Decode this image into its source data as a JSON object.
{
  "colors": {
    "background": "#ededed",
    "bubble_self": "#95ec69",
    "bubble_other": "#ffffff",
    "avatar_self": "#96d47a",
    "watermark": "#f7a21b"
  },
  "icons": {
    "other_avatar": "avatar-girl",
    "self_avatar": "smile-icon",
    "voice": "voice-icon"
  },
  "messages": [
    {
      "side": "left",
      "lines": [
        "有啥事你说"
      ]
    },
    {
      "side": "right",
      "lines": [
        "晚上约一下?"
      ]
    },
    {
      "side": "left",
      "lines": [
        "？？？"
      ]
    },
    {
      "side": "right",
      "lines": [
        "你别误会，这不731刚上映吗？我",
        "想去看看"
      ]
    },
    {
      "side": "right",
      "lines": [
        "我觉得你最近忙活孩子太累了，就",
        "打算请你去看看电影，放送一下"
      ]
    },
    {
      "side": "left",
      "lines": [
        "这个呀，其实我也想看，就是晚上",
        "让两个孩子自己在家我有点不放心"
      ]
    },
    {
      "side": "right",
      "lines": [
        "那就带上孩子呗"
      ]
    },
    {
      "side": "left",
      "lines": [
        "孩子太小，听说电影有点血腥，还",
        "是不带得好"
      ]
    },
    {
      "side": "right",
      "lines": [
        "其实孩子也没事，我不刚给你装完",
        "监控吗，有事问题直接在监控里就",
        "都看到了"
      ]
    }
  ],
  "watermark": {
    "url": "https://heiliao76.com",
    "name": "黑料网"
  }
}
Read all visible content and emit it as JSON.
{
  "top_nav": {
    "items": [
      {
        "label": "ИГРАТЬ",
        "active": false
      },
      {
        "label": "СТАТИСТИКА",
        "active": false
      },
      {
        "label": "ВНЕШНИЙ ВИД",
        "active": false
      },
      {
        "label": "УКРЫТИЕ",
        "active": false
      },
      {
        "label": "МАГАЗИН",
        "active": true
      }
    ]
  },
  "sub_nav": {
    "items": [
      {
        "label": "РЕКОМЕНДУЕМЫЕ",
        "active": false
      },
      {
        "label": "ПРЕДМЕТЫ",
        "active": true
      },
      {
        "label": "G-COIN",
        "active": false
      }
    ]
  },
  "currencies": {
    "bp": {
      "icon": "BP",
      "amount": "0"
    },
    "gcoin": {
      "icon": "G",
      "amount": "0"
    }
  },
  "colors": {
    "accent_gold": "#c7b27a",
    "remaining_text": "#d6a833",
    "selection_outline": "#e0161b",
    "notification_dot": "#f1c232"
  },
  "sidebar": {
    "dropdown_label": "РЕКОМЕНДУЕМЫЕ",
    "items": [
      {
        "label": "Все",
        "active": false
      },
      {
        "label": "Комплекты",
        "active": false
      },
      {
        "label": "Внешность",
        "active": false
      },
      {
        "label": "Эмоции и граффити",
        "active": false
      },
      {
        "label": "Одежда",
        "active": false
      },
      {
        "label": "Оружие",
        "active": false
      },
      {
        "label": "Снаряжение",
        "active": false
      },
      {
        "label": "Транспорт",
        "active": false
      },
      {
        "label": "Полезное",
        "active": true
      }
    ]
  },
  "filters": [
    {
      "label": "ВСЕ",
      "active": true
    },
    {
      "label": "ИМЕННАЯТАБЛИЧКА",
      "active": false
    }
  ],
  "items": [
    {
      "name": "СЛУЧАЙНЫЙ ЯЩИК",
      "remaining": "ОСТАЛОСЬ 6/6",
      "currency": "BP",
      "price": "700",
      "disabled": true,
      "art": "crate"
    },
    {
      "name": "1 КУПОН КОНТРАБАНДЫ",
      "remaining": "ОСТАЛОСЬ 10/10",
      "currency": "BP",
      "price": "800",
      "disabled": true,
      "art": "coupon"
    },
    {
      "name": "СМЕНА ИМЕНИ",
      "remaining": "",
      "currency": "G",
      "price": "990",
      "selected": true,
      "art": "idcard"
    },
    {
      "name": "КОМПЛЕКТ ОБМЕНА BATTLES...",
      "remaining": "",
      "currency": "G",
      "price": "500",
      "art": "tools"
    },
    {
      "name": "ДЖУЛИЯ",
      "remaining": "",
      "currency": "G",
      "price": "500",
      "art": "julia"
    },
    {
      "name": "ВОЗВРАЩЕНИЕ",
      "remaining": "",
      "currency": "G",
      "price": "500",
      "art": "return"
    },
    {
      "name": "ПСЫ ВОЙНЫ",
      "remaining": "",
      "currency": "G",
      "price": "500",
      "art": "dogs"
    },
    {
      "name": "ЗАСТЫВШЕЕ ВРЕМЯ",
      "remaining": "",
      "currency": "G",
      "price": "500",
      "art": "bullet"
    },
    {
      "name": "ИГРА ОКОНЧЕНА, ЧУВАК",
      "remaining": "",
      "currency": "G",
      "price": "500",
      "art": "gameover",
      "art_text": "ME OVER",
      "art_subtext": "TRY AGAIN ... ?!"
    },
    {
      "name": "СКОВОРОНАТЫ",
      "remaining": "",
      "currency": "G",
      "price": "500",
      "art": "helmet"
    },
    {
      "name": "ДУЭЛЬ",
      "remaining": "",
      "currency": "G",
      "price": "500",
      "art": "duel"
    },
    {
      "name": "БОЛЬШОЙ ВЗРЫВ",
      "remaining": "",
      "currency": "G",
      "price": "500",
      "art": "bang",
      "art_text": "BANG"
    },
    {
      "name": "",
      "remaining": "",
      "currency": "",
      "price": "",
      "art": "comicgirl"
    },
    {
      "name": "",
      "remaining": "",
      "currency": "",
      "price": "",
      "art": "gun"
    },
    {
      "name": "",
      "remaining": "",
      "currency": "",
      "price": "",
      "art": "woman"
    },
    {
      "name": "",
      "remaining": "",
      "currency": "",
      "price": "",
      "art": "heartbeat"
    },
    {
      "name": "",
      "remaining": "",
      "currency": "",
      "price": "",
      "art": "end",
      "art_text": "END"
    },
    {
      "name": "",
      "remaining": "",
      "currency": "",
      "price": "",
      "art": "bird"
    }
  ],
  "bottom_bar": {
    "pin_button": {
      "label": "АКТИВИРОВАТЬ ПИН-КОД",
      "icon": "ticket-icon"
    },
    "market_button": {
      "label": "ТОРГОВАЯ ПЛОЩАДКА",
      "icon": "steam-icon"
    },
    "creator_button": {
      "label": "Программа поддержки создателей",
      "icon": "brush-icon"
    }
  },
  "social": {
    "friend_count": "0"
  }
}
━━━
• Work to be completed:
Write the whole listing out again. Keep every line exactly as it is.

• Solution to this exercise:
Decode this image into its source data as a JSON object.
{
  "colors": {
    "background": "#ededed",
    "bubble_self": "#95ec69",
    "bubble_other": "#ffffff",
    "avatar_self": "#96d47a",
    "watermark": "#f7a21b"
  },
  "icons": {
    "other_avatar": "avatar-girl",
    "self_avatar": "smile-icon",
    "voice": "voice-icon"
  },
  "messages": [
    {
      "side": "left",
      "lines": [
        "有啥事你说"
      ]
    },
    {
      "side": "right",
      "lines": [
        "晚上约一下?"
      ]
    },
    {
      "side": "left",
      "lines": [
        "？？？"
      ]
    },
    {
      "side": "right",
      "lines": [
        "你别误会，这不731刚上映吗？我",
        "想去看看"
      ]
    },
    {
      "side": "right",
      "lines": [
        "我觉得你最近忙活孩子太累了，就",
        "打算请你去看看电影，放送一下"
      ]
    },
    {
      "side": "left",
      "lines": [
        "这个呀，其实我也想看，就是晚上",
        "让两个孩子自己在家我有点不放心"
      ]
    },
    {
      "side": "right",
      "lines": [
        "那就带上孩子呗"
      ]
    },
    {
      "side": "left",
      "lines": [
        "孩子太小，听说电影有点血腥，还",
        "是不带得好"
      ]
    },
    {
      "side": "right",
      "lines": [
        "其实孩子也没事，我不刚给你装完",
        "监控吗，有事问题直接在监控里就",
        "都看到了"
      ]
    }
  ],
  "watermark": {
    "url": "https://heiliao76.com",
    "name": "黑料网"
  }
}
Read all visible content and emit it as JSON.
{
  "top_nav": {
    "items": [
      {
        "label": "ИГРАТЬ",
        "active": false
      },
      {
        "label": "СТАТИСТИКА",
        "active": false
      },
      {
        "label": "ВНЕШНИЙ ВИД",
        "active": false
      },
      {
        "label": "УКРЫТИЕ",
        "active": false
      },
      {
        "label": "МАГАЗИН",
        "active": true
      }
    ]
  },
  "sub_nav": {
    "items": [
      {
        "label": "РЕКОМЕНДУЕМЫЕ",
        "active": false
      },
      {
        "label": "ПРЕДМЕТЫ",
        "active": true
      },
      {
        "label": "G-COIN",
        "active": false
      }
    ]
  },
  "currencies": {
    "bp": {
      "icon": "BP",
      "amount": "0"
    },
    "gcoin": {
      "icon": "G",
      "amount": "0"
    }
  },
  "colors": {
    "accent_gold": "#c7b27a",
    "remaining_text": "#d6a833",
    "selection_outline": "#e0161b",
    "notification_dot": "#f1c232"
  },
  "sidebar": {
    "dropdown_label": "РЕКОМЕНДУЕМЫЕ",
    "items": [
      {
        "label": "Все",
        "active": false
      },
      {
        "label": "Комплекты",
        "active": false
      },
      {
        "label": "Внешность",
        "active": false
      },
      {
        "label": "Эмоции и граффити",
        "active": false
      },
      {
        "label": "Одежда",
        "active": false
      },
      {
        "label": "Оружие",
        "active": false
      },
      {
        "label": "Снаряжение",
        "active": false
      },
      {
        "label": "Транспорт",
        "active": false
      },
      {
        "label": "Полезное",
        "active": true
      }
    ]
  },
  "filters": [
    {
      "label": "ВСЕ",
      "active": true
    },
    {
      "label": "ИМЕННАЯТАБЛИЧКА",
      "active": false
    }
  ],
  "items": [
    {
      "name": "СЛУЧАЙНЫЙ ЯЩИК",
      "remaining": "ОСТАЛОСЬ 6/6",
      "currency": "BP",
      "price": "700",
      "disabled": true,
      "art": "crate"
    },
    {
      "name": "1 КУПОН КОНТРАБАНДЫ",
      "remaining": "ОСТАЛОСЬ 10/10",
      "currency": "BP",
      "price": "800",
      "disabled": true,
      "art": "coupon"
    },
    {
      "name": "СМЕНА ИМЕНИ",
      "remaining": "",
      "currency": "G",
      "price": "990",
      "selected": true,
      "art": "idcard"
    },
    {
      "name": "КОМПЛЕКТ ОБМЕНА BATTLES...",
      "remaining": "",
      "currency": "G",
      "price": "500",
      "art": "tools"
    },
    {
      "name": "ДЖУЛИЯ",
      "remaining": "",
      "currency": "G",
      "price": "500",
      "art": "julia"
    },
    {
      "name": "ВОЗВРАЩЕНИЕ",
      "remaining": "",
      "currency": "G",
      "price": "500",
      "art": "return"
    },
    {
      "name": "ПСЫ ВОЙНЫ",
      "remaining": "",
      "currency": "G",
      "price": "500",
      "art": "dogs"
    },
    {
      "name": "ЗАСТЫВШЕЕ ВРЕМЯ",
      "remaining": "",
      "currency": "G",
      "price": "500",
      "art": "bullet"
    },
    {
      "name": "ИГРА ОКОНЧЕНА, ЧУВАК",
      "remaining": "",
      "currency": "G",
      "price": "500",
      "art": "gameover",
      "art_text": "ME OVER",
      "art_subtext": "TRY AGAIN ... ?!"
    },
    {
      "name": "СКОВОРОНАТЫ",
      "remaining": "",
      "currency": "G",
      "price": "500",
      "art": "helmet"
    },
    {
      "name": "ДУЭЛЬ",
      "remaining": "",
      "currency": "G",
      "price": "500",
      "art": "duel"
    },
    {
      "name": "БОЛЬШОЙ ВЗРЫВ",
      "remaining": "",
      "currency": "G",
      "price": "500",
      "art": "bang",
      "art_text": "BANG"
    },
    {
      "name": "",
      "remaining": "",
      "currency": "",
      "price": "",
      "art": "comicgirl"
    },
    {
      "name": "",
      "remaining": "",
      "currency": "",
      "price": "",
      "art": "gun"
    },
    {
      "name": "",
      "remaining": "",
      "currency": "",
      "price": "",
      "art": "woman"
    },
    {
      "name": "",
      "remaining": "",
      "currency": "",
      "price": "",
      "art": "heartbeat"
    },
    {
      "name": "",
      "remaining": "",
      "currency": "",
      "price": "",
      "art": "end",
      "art_text": "END"
    },
    {
      "name": "",
      "remaining": "",
      "currency": "",
      "price": "",
      "art": "bird"
    }
  ],
  "bottom_bar": {
    "pin_button": {
      "label": "АКТИВИРОВАТЬ ПИН-КОД",
      "icon": "ticket-icon"
    },
    "market_button": {
      "label": "ТОРГОВАЯ ПЛОЩАДКА",
      "icon": "steam-icon"
    },
    "creator_button": {
      "label": "Программа поддержки создателей",
      "icon": "brush-icon"
    }
  },
  "social": {
    "friend_count": "0"
  }
}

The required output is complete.